• YOUR TASK:
Report, in full, each line of the material below in which the string "EPPR" occurs.

• SOURCE MATERIAL:
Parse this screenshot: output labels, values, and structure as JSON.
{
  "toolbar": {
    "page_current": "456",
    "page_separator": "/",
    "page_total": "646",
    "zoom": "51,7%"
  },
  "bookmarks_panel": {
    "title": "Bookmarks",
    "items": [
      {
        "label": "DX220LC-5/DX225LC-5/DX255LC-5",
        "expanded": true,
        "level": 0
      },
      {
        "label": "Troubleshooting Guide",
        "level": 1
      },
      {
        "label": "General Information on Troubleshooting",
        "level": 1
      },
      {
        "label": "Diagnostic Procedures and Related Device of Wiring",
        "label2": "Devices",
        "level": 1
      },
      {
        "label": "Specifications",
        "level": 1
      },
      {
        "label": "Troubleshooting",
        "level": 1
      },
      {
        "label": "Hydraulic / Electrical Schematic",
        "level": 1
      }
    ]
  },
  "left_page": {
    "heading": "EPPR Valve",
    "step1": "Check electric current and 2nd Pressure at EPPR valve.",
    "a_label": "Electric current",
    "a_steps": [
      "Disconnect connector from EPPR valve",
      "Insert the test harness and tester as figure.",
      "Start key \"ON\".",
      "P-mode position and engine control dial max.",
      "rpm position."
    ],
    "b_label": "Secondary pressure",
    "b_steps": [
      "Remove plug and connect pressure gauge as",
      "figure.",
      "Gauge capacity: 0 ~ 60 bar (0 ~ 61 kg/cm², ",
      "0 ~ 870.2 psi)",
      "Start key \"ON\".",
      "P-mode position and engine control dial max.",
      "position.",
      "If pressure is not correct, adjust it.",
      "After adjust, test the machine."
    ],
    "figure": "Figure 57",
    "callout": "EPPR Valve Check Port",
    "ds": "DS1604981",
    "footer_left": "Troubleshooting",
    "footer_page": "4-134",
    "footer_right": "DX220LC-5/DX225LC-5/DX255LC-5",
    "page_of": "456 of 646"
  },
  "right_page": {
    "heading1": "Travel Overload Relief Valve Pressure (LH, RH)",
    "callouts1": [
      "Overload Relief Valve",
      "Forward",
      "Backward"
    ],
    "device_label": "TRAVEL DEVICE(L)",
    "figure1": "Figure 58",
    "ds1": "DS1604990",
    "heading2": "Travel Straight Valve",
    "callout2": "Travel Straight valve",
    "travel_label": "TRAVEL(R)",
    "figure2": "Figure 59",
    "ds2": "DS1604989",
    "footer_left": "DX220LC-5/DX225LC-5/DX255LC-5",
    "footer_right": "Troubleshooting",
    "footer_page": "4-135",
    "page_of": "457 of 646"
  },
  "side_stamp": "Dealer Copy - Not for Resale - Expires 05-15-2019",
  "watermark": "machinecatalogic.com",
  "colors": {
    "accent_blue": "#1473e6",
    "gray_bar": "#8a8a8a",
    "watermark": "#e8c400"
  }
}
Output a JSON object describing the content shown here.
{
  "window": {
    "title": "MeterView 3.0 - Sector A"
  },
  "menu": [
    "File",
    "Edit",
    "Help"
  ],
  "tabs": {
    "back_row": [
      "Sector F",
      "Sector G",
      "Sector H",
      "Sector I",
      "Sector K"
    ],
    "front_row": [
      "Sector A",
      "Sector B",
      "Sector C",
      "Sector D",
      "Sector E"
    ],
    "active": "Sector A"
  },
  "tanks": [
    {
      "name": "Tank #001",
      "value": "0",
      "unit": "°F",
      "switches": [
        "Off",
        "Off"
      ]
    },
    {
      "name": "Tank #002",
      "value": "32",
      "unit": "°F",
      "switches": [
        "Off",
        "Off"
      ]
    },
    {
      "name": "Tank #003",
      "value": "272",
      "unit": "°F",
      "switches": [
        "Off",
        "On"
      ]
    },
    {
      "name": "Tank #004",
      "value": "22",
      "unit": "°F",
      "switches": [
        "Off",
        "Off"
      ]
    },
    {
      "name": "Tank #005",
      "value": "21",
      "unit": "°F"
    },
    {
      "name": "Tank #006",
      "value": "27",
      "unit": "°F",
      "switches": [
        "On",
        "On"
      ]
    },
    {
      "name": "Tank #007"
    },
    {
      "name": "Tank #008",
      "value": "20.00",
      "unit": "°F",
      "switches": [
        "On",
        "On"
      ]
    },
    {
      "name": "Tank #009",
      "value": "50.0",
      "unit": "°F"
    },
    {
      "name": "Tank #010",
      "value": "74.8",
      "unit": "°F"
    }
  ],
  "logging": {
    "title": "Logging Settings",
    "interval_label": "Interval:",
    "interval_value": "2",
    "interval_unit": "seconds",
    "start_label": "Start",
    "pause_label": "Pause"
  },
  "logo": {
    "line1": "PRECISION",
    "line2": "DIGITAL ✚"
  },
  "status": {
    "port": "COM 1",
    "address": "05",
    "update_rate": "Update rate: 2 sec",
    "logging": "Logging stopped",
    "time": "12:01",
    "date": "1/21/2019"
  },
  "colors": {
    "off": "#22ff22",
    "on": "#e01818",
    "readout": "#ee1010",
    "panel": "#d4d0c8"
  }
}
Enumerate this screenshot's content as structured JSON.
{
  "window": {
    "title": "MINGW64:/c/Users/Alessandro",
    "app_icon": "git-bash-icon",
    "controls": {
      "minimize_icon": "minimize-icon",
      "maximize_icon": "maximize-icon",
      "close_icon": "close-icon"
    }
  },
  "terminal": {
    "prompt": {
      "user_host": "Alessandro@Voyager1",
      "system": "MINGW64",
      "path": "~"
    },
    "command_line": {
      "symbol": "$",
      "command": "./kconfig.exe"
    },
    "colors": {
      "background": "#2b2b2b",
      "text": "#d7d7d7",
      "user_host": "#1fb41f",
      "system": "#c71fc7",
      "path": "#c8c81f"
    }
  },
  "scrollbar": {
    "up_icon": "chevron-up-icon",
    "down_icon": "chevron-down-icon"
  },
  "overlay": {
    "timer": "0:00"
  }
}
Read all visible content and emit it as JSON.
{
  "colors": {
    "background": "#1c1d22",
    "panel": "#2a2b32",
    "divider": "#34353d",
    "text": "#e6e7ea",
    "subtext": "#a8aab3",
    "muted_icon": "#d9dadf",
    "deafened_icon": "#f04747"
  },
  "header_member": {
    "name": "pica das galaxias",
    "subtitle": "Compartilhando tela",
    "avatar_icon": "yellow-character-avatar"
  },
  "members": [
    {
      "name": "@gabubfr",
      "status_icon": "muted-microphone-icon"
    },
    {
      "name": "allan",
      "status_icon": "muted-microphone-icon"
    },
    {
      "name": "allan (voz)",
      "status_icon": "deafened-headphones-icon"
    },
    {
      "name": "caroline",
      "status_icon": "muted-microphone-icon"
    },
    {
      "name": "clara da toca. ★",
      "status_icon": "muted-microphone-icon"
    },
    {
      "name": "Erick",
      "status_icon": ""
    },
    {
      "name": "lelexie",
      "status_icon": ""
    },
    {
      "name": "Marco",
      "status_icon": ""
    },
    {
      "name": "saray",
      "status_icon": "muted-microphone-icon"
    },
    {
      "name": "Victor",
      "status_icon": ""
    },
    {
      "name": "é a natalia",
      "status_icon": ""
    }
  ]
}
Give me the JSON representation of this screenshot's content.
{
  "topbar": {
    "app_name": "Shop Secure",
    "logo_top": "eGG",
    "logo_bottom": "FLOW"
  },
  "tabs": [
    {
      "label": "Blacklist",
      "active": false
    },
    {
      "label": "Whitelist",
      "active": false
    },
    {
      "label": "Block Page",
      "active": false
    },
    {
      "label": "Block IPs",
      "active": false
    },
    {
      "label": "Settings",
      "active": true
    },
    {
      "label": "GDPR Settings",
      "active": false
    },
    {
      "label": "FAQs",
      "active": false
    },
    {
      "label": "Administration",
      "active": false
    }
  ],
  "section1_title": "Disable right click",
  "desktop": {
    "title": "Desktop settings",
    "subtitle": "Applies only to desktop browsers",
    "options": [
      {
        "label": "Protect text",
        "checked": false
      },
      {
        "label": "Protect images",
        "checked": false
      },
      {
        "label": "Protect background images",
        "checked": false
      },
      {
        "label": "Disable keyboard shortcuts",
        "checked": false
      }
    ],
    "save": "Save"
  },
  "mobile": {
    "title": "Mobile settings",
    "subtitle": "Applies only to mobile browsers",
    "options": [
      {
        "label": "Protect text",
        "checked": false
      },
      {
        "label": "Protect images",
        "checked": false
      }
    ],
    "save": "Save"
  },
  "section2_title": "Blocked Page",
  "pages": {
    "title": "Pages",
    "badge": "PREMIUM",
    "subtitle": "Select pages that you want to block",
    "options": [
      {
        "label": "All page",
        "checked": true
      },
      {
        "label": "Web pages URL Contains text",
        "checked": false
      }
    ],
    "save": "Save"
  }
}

• FINISHED TASK:
    "heading": "EPPR Valve",
    "step1": "Check electric current and 2nd Pressure at EPPR valve.",
      "Disconnect connector from EPPR valve",
    "callout": "EPPR Valve Check Port",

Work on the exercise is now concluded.